I grew up in Southern California and became enamored of surfing at a young age. One of my favorite possessions is a surfboard shaped and crafted by Mark Richards, one of my surfing heroes. Mark surfed this exact shape to multiple world titles. A friend gave me a replica of the first board he ever produced and gave it to me in Hawaii. She surprised me by having him present it to me. Mark wrote “For Doug” on the stringer, a stiffener down the center of the board, which still gives me chills. He made me promise to surf it before hanging it on my wall, and I fulfilled my obligation carefully, on one wave, because it’s one of a kind.
An early skateboard
The original Fifteen Toes deck, or wooden top, on one of the early Nash sidewalk surfboards, was a gift from Stanton Hartsfield and Jason Cohn, authors of Surf to Skate: Evolution to Revolution. It has the steel wheels of the first skateboards. I was so inspired by the collection of vintage skateboards featured in the book that I asked them to curate an installation of decks in our headquarters, and now several dozen skateboards from their archives grace our walls.
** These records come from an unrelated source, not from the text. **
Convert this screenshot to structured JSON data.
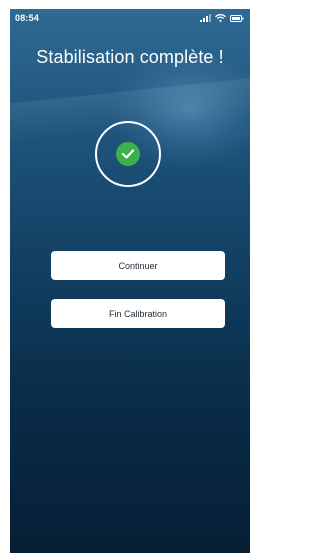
{
  "status_bar": {
    "time": "08:54",
    "icons": [
      "signal-icon",
      "wifi-icon",
      "battery-icon"
    ]
  },
  "screen": {
    "title": "Stabilisation complète !",
    "status_icon": "check-circle-icon",
    "accent_color": "#3cb049"
  },
  "actions": {
    "continue_label": "Continuer",
    "end_calibration_label": "Fin Calibration"
  }
}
I can’t play but a few chords of guitar; my best musical skill is listening. But I’m a huge music fan and support music as part of our brand’s identity. When we built the new headquarters, we created a music room with studio equipment where musicians can perform, including our employees. Singer songwriter Anthony Green from Doylestown, Pennsylvania, played an amazing set recently.
Setting the course
A couple of summers ago I bought a compass in a marine shop in Italy. I keep it on my desk to remind me that my responsibility is to give our brand direction and share it clearly with our teams around the world.
I usually try to be in the office around 6:30 a.m. I value that quiet time when the sun’s coming up and I can get my game on for the coming day. I have a standard set of websites and email blasts I check every morning. There’s The Business of Fashion, and the go-to site for our brand is Hypebeast, which has the latest news in the sneakerhead and streetwear world. I gather some information and news and then start work. Several times a day, I walk around the building and talk to people. We have three floors and about 550 people, and if I don’t get out I can get locked in a conference room all day in meetings.
People either love or hate the sneaker mask. Nepenthes, a shop in New York City, is one of our accounts. At a Vans product release event we held there, an artist made this mask from pieces of a Vans sneaker. I saw photos from the party, tracked it down and bought it. I love the concept that Vans shoes are a platform for people to express their creativity. The irony that our shoes are canvas does not escape me.
Lion and prey
I have long marveled at the work of Dennis McNett because of its intensity and attention to detail, like in the wall hanging of the lion. His wood carvings and printing skills are masterful, and we’ve collaborated with him on shoe design.
Business and sports
I watch CNBC during the day because we’re publicly traded and I keep abreast of what’s happening in our sector. Also, we webcast a lot of our events like Vans Triple Crown of Surfing from Hawaii, and Vans Park Series skateboarding events that we do all over the world, and I like to watch them when I can.
The Sk8-Hi and Classic Slip-On vintage sneakers in my office are collectibles that have never touched the ground. They were made in the United States. All our sneakers were made in this country until the mid-1990s. The Surf to Skate book, in the shape of a surfboard, is in front of them.